Segment Start: Provided records

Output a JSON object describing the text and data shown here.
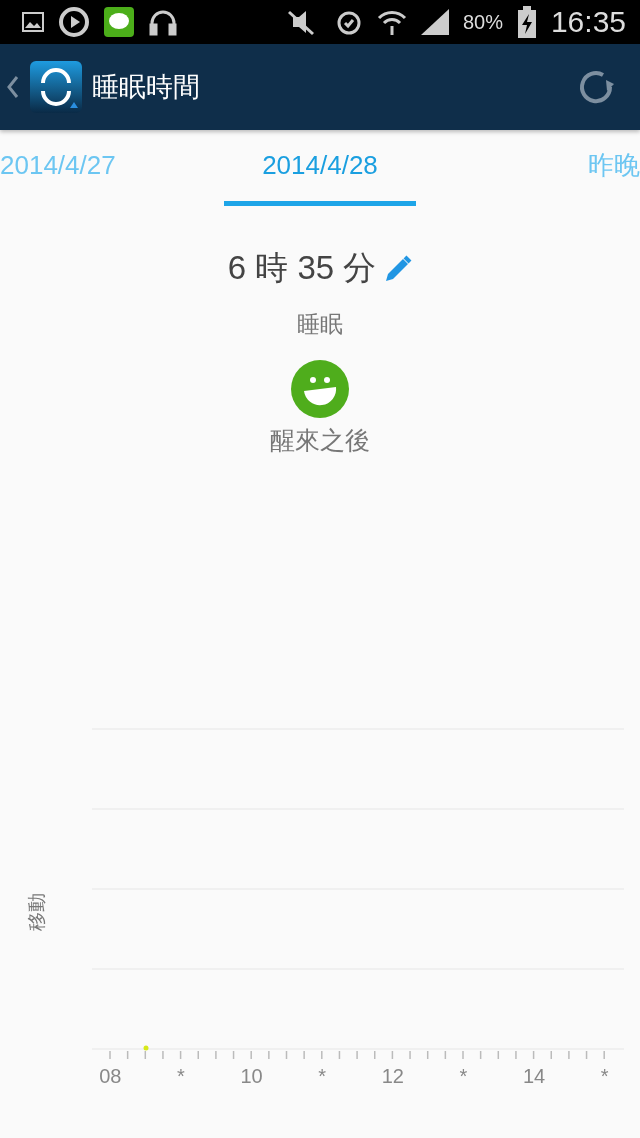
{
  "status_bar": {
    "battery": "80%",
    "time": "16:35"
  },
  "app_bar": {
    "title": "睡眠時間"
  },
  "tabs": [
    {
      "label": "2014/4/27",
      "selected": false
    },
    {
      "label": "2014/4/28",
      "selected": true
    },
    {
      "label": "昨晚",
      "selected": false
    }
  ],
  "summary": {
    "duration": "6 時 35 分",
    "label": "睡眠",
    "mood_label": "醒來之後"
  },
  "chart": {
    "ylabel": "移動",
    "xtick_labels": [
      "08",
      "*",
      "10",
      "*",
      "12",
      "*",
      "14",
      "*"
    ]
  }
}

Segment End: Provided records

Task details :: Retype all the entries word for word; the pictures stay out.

Solution to this exercise ::
Output a JSON object describing the text and data shown here.
{
  "status_bar": {
    "battery": "80%",
    "time": "16:35"
  },
  "app_bar": {
    "title": "睡眠時間"
  },
  "tabs": [
    {
      "label": "2014/4/27",
      "selected": false
    },
    {
      "label": "2014/4/28",
      "selected": true
    },
    {
      "label": "昨晚",
      "selected": false
    }
  ],
  "summary": {
    "duration": "6 時 35 分",
    "label": "睡眠",
    "mood_label": "醒來之後"
  },
  "chart": {
    "ylabel": "移動",
    "xtick_labels": [
      "08",
      "*",
      "10",
      "*",
      "12",
      "*",
      "14",
      "*"
    ]
  }
}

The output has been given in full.